WORK TO BE COMPLETED: Extract all lines from the data beneath that include the word "Ikuti".

*** Opening of MATERIAL FOR THE TASK ***

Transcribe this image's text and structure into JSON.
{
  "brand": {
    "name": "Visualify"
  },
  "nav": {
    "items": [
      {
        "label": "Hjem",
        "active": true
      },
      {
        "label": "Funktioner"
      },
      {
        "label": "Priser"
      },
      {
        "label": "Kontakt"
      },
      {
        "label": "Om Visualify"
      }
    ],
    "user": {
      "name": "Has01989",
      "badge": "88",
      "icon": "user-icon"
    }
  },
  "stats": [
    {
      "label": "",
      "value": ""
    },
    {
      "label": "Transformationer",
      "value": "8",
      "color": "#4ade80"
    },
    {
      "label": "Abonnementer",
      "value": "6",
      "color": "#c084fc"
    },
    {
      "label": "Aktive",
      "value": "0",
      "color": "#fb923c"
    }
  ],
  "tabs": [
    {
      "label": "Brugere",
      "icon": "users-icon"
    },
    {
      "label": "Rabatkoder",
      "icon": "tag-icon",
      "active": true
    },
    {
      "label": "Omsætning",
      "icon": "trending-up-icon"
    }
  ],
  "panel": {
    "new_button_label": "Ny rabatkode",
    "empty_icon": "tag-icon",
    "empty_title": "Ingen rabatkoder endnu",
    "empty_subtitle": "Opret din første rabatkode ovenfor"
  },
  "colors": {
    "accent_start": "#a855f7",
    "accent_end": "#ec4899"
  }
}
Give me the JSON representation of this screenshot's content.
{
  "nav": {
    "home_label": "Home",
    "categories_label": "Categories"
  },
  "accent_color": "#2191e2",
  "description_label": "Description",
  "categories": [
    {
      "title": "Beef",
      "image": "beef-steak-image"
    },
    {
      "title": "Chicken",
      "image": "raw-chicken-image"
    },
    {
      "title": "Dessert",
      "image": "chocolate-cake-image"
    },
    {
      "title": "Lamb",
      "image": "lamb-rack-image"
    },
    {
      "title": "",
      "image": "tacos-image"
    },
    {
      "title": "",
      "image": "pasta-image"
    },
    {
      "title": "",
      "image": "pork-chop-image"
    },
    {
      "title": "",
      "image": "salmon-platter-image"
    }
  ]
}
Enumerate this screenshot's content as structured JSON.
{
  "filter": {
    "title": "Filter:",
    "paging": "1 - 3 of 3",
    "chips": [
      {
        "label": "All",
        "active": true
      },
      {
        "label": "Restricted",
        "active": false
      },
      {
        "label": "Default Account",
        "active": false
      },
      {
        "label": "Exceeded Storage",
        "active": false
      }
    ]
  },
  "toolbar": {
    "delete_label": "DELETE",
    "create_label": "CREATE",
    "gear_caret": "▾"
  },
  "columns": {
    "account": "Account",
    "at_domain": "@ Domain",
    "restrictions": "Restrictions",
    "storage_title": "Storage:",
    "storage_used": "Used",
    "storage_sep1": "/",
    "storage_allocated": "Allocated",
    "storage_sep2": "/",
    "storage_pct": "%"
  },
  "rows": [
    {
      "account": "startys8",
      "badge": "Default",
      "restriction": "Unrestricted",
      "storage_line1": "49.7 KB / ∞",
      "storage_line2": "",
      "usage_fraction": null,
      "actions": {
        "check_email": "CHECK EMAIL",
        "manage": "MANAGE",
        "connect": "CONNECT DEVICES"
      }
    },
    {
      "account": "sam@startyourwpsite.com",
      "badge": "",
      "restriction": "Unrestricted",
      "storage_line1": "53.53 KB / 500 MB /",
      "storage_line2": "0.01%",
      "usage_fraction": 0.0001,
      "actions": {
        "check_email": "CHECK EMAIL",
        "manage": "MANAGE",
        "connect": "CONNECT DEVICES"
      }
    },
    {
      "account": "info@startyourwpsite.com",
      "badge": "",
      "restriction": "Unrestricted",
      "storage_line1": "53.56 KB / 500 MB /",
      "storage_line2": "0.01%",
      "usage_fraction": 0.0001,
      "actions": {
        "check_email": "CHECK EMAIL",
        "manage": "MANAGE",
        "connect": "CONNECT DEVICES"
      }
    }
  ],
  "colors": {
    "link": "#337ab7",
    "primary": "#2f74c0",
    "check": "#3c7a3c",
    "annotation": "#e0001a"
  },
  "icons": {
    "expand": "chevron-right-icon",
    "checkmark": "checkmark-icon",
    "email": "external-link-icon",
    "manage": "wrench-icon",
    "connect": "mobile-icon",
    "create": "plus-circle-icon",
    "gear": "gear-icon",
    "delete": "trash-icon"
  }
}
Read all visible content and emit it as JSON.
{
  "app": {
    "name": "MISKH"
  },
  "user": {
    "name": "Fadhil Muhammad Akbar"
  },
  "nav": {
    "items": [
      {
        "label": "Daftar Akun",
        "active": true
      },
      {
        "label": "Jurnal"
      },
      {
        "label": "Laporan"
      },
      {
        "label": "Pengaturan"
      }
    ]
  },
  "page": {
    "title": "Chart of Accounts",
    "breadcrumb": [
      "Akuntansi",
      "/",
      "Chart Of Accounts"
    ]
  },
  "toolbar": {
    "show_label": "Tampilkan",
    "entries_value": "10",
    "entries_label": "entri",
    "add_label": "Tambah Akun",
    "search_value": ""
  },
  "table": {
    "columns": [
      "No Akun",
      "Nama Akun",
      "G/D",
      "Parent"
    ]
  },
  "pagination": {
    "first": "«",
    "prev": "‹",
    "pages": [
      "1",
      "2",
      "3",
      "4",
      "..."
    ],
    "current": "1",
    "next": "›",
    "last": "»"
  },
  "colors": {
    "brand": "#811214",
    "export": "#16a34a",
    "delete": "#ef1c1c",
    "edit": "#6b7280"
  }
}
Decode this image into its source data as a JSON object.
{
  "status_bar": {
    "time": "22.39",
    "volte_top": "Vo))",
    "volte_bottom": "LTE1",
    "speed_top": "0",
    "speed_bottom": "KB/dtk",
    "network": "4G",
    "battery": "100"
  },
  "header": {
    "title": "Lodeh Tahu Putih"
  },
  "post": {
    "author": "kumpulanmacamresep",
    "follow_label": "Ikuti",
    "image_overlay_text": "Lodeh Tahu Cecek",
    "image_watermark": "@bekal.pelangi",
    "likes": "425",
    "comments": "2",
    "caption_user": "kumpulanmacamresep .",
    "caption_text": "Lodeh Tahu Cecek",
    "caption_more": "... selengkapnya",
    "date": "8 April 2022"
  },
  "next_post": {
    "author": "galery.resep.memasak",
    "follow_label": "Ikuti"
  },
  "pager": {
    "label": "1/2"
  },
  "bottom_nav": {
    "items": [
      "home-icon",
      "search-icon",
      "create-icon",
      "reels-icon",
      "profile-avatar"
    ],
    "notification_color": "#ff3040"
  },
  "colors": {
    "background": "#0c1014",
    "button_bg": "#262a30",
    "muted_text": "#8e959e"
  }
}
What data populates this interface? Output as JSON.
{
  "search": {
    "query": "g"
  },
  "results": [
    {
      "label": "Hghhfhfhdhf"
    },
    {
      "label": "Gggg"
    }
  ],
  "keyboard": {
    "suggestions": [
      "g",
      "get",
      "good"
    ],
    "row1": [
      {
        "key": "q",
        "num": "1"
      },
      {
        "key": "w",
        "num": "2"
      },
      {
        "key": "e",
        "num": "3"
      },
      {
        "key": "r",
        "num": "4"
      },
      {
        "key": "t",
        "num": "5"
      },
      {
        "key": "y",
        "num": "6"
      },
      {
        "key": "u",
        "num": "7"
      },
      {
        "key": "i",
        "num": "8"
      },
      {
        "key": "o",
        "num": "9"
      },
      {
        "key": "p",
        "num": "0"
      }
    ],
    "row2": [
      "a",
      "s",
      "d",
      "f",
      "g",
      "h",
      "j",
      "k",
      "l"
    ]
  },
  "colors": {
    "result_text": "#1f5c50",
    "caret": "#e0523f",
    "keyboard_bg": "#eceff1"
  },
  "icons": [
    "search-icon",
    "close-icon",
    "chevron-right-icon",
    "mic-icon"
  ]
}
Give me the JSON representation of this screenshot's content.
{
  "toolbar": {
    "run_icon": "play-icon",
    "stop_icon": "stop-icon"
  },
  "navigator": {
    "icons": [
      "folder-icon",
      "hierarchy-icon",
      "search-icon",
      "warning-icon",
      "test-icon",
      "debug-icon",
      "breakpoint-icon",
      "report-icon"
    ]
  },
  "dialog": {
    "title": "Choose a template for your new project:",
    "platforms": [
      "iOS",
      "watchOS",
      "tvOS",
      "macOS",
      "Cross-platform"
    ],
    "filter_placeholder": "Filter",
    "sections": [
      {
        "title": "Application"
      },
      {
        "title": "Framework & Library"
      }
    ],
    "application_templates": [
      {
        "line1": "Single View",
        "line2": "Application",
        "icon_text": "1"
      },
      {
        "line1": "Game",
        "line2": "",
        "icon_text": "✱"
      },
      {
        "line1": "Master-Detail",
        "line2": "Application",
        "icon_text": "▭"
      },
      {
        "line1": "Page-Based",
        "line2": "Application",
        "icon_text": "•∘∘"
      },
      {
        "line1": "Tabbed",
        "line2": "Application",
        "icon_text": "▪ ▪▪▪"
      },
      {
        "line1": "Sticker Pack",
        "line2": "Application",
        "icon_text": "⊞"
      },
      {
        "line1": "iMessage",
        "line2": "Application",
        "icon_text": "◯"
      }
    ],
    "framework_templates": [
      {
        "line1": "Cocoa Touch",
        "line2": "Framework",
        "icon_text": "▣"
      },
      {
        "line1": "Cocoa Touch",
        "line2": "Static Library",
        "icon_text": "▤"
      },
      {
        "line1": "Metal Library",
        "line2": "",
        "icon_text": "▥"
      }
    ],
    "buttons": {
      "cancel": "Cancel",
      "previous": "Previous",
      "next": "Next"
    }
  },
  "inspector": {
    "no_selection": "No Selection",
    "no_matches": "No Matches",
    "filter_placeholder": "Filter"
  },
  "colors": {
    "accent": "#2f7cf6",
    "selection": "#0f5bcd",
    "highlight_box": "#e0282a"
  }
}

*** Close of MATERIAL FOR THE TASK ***

ANSWER TO THIS EXERCISE:
    "follow_label": "Ikuti",
    "follow_label": "Ikuti"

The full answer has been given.